The Tokyo show (recorded early in 2014 at the Budokan, from where one of the Made In Japan nights was taken), another solid performance, Apres Vous and Into The Fire opening with aplomb and a good scream or two too. The performance is as good, and a couple of changes in the setlist are good.
Vincent Price, Contact Lost, Uncommon Man and Well Dressed Man follow, and the willingness to play this amount of recent material puts certain more predictable bands to shame.
The Mule is good and features a drum solo, albeit much shortened from MIJ, and Above And Beyond rounds off disc 1. Disc 2 kicks off with Lazy and Hell to Pay, and Don’s intro to Perfect Strangers a pleaser and pleasure as always. The 6 minute Space Truckin’ is stronger than the previous show too.
Smoke gets a good response, Morse’s guitar a bit crunchier. The Green Onions / Hush medley runs to 10 minutes, and again Black Night closes the show with aplomb.
One issue is going to be track length – there is a lot less variation of performance or arrangement, no longer work outs. I know they have a lot more to get through but at least play with the tracks a bit more, go 10-15 minutes on at least a couple of numbers. Second – performance; the newer tracks are tight and polished, and the older ones sound a bit flat, a bit overdone. But then, if the band are tired of playing (or hearing) Smoke On The Water I’m not surprised.
Final issue – set list. Will always cause contention but I do love the number of newer tracks (the old ones have been done to absolute buggery, there’s enough solid Morse era, or at least post Perfect Strangers, for a purely post 1984 set or two). The set is far more Saxon than some of the more predictable bands (think Motorhead or Lynyrd Skynyrd), a good mix of new and old, and is all the better for it. And I am pleased they’ve dropped Fireball, as the last time I saw it Gillan’s timing of phrasing was way off and that’s what made the song.
Whether due to Wacken being an open air festival and a hot day, or it just being an off day for the band, both recording (esp crowd noise) and performance sounds a little flatter than the Japan performance (stronger on both counts).

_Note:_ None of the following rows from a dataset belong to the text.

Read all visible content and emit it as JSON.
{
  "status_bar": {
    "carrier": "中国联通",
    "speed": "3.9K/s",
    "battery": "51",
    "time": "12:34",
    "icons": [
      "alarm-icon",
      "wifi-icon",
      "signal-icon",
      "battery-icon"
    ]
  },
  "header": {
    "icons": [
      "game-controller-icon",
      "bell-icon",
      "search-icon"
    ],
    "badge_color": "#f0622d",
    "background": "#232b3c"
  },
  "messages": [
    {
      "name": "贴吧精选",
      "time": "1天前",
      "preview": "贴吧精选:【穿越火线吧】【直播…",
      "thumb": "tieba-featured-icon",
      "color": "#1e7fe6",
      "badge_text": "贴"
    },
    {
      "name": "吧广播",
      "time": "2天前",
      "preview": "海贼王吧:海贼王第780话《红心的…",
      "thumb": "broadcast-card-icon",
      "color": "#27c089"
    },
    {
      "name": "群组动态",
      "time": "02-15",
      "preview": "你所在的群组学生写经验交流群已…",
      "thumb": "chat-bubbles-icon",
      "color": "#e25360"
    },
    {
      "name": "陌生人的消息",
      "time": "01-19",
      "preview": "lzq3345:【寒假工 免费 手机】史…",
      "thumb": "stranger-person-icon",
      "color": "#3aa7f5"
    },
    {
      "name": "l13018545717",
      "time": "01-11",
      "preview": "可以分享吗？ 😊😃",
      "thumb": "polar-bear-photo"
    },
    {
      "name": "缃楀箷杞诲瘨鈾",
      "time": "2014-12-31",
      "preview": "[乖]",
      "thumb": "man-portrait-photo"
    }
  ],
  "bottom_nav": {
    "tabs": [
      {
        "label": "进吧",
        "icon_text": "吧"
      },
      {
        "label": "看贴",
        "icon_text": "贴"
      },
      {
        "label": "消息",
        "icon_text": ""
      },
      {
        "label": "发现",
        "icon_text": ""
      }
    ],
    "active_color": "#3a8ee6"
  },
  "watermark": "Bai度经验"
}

In the main I’ve got to say a wonderful representation of the current band; any criticism is because I know the band and their catalog so well. There are CD/DVD editions as well as 3LP DVD / Blu Ray; the video for these was not available for review at the time.
Wacken 8/10 / Tokyo 9/10